Fănică Luca himself would also play in such orchestras, developing great skills and gaining a reputation as a pan pipe virtuoso. In the 19th century the nai - originally an instrument of the lăutari with only 8 to 10 pipes, covering a little more than one octave - had been extended to about 20 pipes, giving far greater possibilities to a solo performer. Remarkable is the fact that Fănică Luca never learned reading musical scores, he always played by the ear.
In 1910, at the age of only 16, he made his first international concert tour, during which he spent some months in İzmir, Turkey.
Between 1920 and 1929 he regularly played in the best restaurants of Bucharest and his fame spread all over Romania. In 1929 he performed in Warsaw and Paris.
lieutenant was his concerts at the Universal Exhibition of Paris (1937) which gave the pan pipe its first popularity in the West. In 1937 Fănică Luca received the "Palme d"Or" from the French Ministry of National Education.
He also performed at the New York World"s Fair in 1939.
Thereafter he gave concerts in Russia, the People"s Republic of China, Poland, Czechoslovakia, Hungary, Bulgaria and the United States of America. In 1951 he received the distinction of "Eminent Artist" from the People"s Republic of Romania, the highest distinction a musician could get. In 1949 Fanică Luca started teaching the nai.

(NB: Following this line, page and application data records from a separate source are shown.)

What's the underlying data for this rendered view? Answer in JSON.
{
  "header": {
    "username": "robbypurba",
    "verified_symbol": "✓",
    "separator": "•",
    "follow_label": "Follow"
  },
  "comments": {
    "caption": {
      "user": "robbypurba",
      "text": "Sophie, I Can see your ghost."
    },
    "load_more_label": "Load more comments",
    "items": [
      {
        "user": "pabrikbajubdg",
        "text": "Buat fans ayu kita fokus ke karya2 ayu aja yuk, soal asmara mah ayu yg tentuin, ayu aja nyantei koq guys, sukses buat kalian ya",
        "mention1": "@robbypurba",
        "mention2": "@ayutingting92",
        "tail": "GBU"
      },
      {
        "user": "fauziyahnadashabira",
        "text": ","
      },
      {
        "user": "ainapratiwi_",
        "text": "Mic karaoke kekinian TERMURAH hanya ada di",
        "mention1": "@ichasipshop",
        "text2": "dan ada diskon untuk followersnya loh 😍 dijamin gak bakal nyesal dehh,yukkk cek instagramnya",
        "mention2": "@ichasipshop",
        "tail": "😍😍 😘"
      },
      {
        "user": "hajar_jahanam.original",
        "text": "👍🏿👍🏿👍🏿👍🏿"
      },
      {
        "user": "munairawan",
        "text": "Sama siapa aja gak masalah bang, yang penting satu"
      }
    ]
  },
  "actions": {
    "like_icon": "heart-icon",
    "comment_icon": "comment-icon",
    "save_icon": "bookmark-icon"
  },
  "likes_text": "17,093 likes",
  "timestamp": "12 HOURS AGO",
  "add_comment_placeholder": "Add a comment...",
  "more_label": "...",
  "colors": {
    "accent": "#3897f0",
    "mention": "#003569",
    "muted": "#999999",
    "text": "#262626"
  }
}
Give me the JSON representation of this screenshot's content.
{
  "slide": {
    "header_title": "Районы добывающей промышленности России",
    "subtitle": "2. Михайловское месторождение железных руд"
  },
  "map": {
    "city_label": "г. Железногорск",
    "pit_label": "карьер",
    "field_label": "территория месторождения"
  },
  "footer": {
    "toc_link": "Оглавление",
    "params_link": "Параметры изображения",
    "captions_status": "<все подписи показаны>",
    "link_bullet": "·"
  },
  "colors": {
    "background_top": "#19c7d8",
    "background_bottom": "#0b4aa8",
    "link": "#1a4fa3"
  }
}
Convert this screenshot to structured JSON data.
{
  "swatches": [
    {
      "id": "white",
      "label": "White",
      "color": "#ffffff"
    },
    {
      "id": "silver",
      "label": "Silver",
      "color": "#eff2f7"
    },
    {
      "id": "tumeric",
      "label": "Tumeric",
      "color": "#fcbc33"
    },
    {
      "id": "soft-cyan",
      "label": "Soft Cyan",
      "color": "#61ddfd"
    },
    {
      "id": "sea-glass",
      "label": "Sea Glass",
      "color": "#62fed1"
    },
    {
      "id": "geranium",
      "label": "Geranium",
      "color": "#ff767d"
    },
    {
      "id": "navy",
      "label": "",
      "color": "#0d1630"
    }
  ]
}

Most of his best pupils scattered all over Europe and America, driven away by the dictatorial regime of Nicolae Ceauşescu.